The Legislative Digest is your weekly look at the happenings of Oklahoma’s state legislature and upcoming bills and the terms to know.
With a little less than two months left in the second regular session of the 56th legislature, Oklahoma’s lawmakers are making headway on key bills. Here are a few simple breakdowns of bills with a big impact.
HB3081: This bill, passed in the House and recommended to pass in the Senate Education committee, would formally espouse the restraint and subduing principles laid out by the Department of Education. The Department of Education says that restraining and subduing students should be used as a last resort, in cases where students pose a threat to others. School boards of education in Oklahoma would have to adopt the Department of Education’s principles on this matter if it passes in the Senate. Seclusion rooms have long been a source of contention in Oklahoma. Students and parents alike are skeptical of their efficacy, and there are reports that these punishments disparately affect students with disabilities.
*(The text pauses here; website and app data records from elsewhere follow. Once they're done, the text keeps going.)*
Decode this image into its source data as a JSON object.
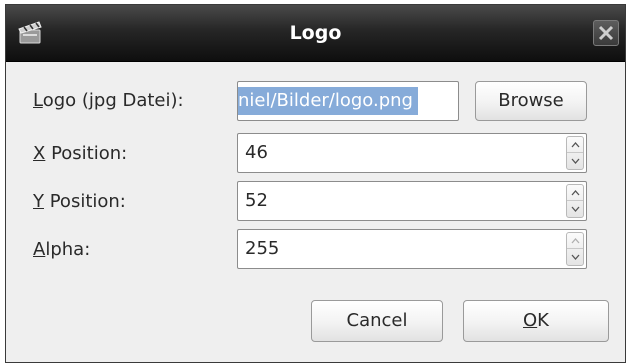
{
  "window": {
    "title": "Logo",
    "app_icon": "clapperboard-icon",
    "close_icon": "close-icon"
  },
  "form": {
    "logo_label_mnemonic": "L",
    "logo_label_rest": "ogo (jpg Datei):",
    "logo_value": "niel/Bilder/logo.png",
    "browse_label": "Browse",
    "x_label_mnemonic": "X",
    "x_label_rest": " Position:",
    "x_value": "46",
    "y_label_mnemonic": "Y",
    "y_label_rest": " Position:",
    "y_value": "52",
    "alpha_label_mnemonic": "A",
    "alpha_label_rest": "lpha:",
    "alpha_value": "255"
  },
  "buttons": {
    "cancel_label": "Cancel",
    "ok_mnemonic": "O",
    "ok_rest": "K"
  },
  "colors": {
    "titlebar": "#1a1a1a",
    "selection": "#86abd9",
    "dialog_bg": "#efefef"
  }
}
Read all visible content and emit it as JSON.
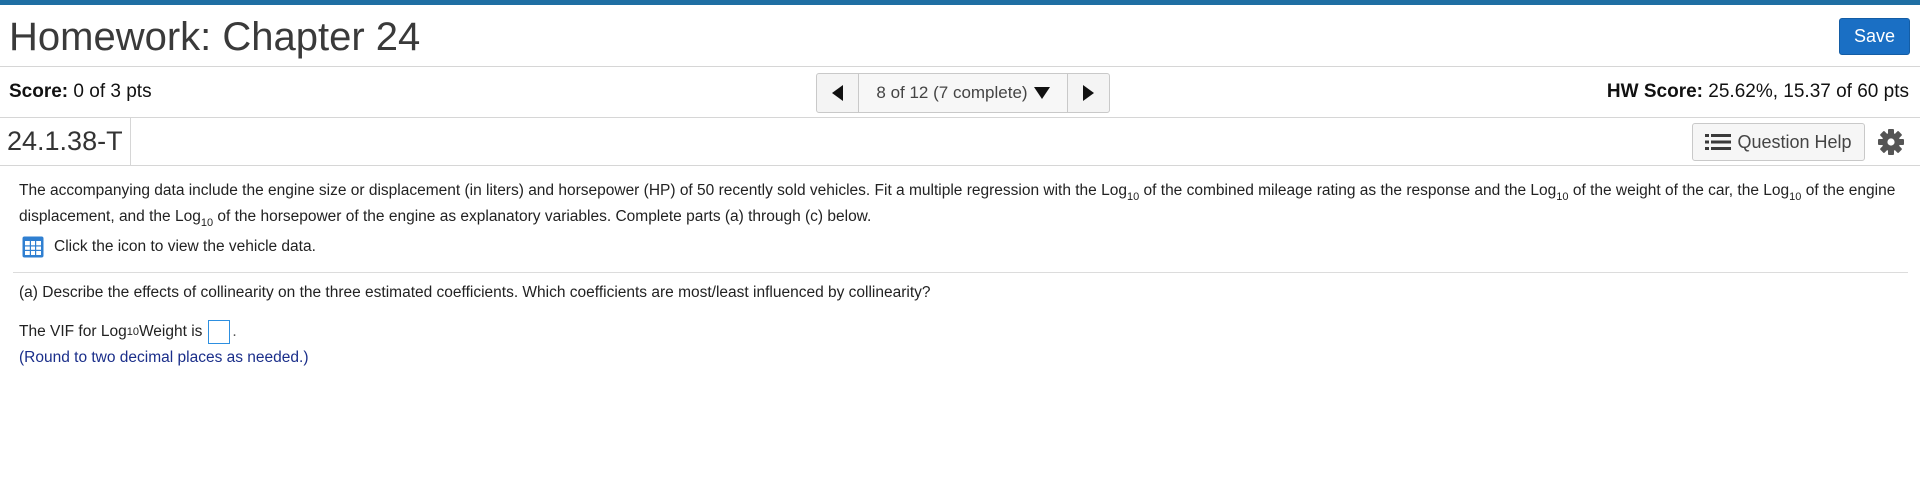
{
  "header": {
    "title": "Homework: Chapter 24",
    "save_label": "Save"
  },
  "scorebar": {
    "score_label": "Score:",
    "score_value": "0 of 3 pts",
    "nav_position": "8 of 12 (7 complete)",
    "hw_score_label": "HW Score:",
    "hw_score_value": "25.62%, 15.37 of 60 pts"
  },
  "question": {
    "id": "24.1.38-T",
    "help_label": "Question Help"
  },
  "content": {
    "intro_1": "The accompanying data include the engine size or displacement (in liters) and horsepower (HP) of 50 recently sold vehicles. Fit a multiple regression with the Log",
    "intro_2": " of the combined mileage rating as the response and the Log",
    "intro_3": " of the weight of the car, the Log",
    "intro_4": " of the engine displacement, and the Log",
    "intro_5": " of the horsepower of the engine as explanatory variables. Complete parts (a) through (c) below.",
    "log_base": "10",
    "data_link": "Click the icon to view the vehicle data.",
    "part_a": "(a) Describe the effects of collinearity on the three estimated coefficients. Which coefficients are most/least influenced by collinearity?",
    "vif_pre": "The VIF for Log",
    "vif_post": "Weight is",
    "vif_period": ".",
    "hint": "(Round to two decimal places as needed.)"
  },
  "icons": {
    "prev": "triangle-left-icon",
    "next": "triangle-right-icon",
    "dropdown": "triangle-down-icon",
    "help": "list-icon",
    "settings": "gear-icon",
    "data": "table-icon"
  },
  "colors": {
    "top_bar": "#1f6fa3",
    "save_button": "#1a6fc4",
    "hint_text": "#1a2e8a",
    "answer_box_border": "#2d8fe0"
  }
}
HB2932: Among other things, this bill would establish a work requirement for people between aged 19 – 64 who receive Medicaid. They would need to work, volunteer or some combination of the two 20 hours a week or more in order to qualify for the health coverage. The bill provides exceptions, but exceptions will never cover all necessary circumstances. Call me a radical, but I believe that it should be a priority to ensure that all people can receive medical help if they need it. Their ability to get help shouldn’t depend on their ability to work (which often requires a car, time, the mental stability to keep said job and the physical health that can hold up to the work or qualify for disability). It shouldn’t depend on their ability to pay for healthcare, because if someone can’t pay for healthcare, they likely cannot afford a host of other helpful goods that would allow for a healthy lifestyle. Government insurance should create a meaningful healthcare floor, or it doesn’t fully serve its people. The bill was passed in the House and is currently in the Senate Appropriations committee.
SB1581: The Leave of Last Resort program would expand on leave sharing for state employees. It redefines who can get extra leave and how that process would work. Employees could opt in every year to participate in the program and donate whatever time they choose to the program. Among the most important changes, the bill would allow for paid parental leave. The bill walks a delicate line between the needs of the government (to function) and its employees (to live human lives with their human problems and disasters). While there’s still much to be desired in terms of incentivizing government work to create a scintillating bureaucracy, this is a great step. Employees need to apply to get donated hours and days, but they will be able to take time off for a greater number of reasons after they’ve exhausted their own allotted time off. It was engrossed in the Senate, and currently awaits its fate in the House Appropriations and Budget committee.